With regard to balance dogs, another important consideration is the size of the dog, since they must be large enough to support the weight of their owner.
Balance Dogs also need to be healthy, well trained and able to perform the tasks needed for the owner.
The normal breeds selected for Balance Dogs are generally larger breeds such as Labradors, Golden Retrievers and Great Danes. The dog must also not have any health problems, must be trainable and must be able to focus on the task that needs to be accomplished.
In America the important work these dogs do is recognised in the Americans with Disabilities Act (ADA), which states that “Service Dogs have a right to be anywhere that their owner has a right to be”, and a person, company or organisation is breaking the law if they prevent them accessing their premises when accompanying their owners.
A well-trained Balance Dog can be a huge help to someone with MS, by performing the following functions (among others):
Sensing when people are tired and encourage them to rest by gently nudging them toward a chair
Helping people get in and out of chairs and beds by bracing them as they get up and down.
Helping people move from room to room inside a house
Picking up dropped items from the floor like a telephone or a pen.
Pushing buttons in an elevator
Opening doors using a special device
Turning lights off and on.
Balance Dogs also:
Wear a special balance harness.
Carry a backpack with supplies.
Trained to be discrete (for example, most dogs are trained to sit under tables in restaurants)
Perhaps one of the most important functions that these dogs fulfil for their owners is the provision
of constant loyal companionship.
Could a Balance Dog Help Me?
Before you seriously begin to think about a Balance Dog for yourself, you should ask yourself a few questions:
Do I like dogs?
Could a Balance Dog help me, given my level of disability?
Can I (or someone else) care for the dog?
Am I willing to work with my dog?
Can I afford its care?
How to Obtain a Balance Dog
Although legally there is nothing to stop anyone buying a dog and training it themselves. Most people go to Assistance Dog Organisations where they can buy a dog which has already been fully trained to be a Balance Dog. If this is the option you choose make sure to check out the organisation thoroughly and talk to people who have obtained dogs from the place you are interested in.
Assistance Dogs (UK) is a voluntary coalition of Assistance Dog Organisations and Charities that encourages the exchange of ideas and best practice amongst its members, raises awareness amongst the general public and promotes behavioural and legislative changes to ensure the freedom,
independence and rights of its clients
There are six registered Charities that form Assistance Dogs (UK) :

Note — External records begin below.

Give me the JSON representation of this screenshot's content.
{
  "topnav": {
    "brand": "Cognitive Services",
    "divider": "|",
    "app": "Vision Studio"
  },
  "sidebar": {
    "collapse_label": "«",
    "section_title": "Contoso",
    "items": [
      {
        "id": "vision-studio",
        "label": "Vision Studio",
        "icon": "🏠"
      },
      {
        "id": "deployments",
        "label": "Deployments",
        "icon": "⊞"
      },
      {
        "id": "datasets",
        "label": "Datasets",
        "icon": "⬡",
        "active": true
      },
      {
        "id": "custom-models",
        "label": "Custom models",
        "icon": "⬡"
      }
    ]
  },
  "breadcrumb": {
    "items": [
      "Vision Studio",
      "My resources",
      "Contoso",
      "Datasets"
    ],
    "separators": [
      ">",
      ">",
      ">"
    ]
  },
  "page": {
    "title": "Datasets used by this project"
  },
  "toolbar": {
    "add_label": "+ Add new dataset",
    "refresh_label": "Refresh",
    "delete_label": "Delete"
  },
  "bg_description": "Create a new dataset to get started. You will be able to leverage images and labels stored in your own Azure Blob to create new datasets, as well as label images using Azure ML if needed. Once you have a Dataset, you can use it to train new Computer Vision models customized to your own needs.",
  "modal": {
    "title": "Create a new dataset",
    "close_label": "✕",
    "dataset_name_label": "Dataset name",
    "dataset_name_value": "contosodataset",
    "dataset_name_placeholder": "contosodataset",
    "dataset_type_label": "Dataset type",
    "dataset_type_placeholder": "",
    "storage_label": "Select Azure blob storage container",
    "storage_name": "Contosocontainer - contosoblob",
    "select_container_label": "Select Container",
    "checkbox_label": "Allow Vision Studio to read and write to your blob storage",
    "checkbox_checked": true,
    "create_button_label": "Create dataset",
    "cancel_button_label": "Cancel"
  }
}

Guide Dogs for the Blind Association
Hearing Dogs for Deaf People
Dogs for the Disabled
For information on AD(UK) contact:
Assistance Dogs (UK)
c/o Hearing Dogs for Deaf People
T: (01844) 348100
F: (01844) 348101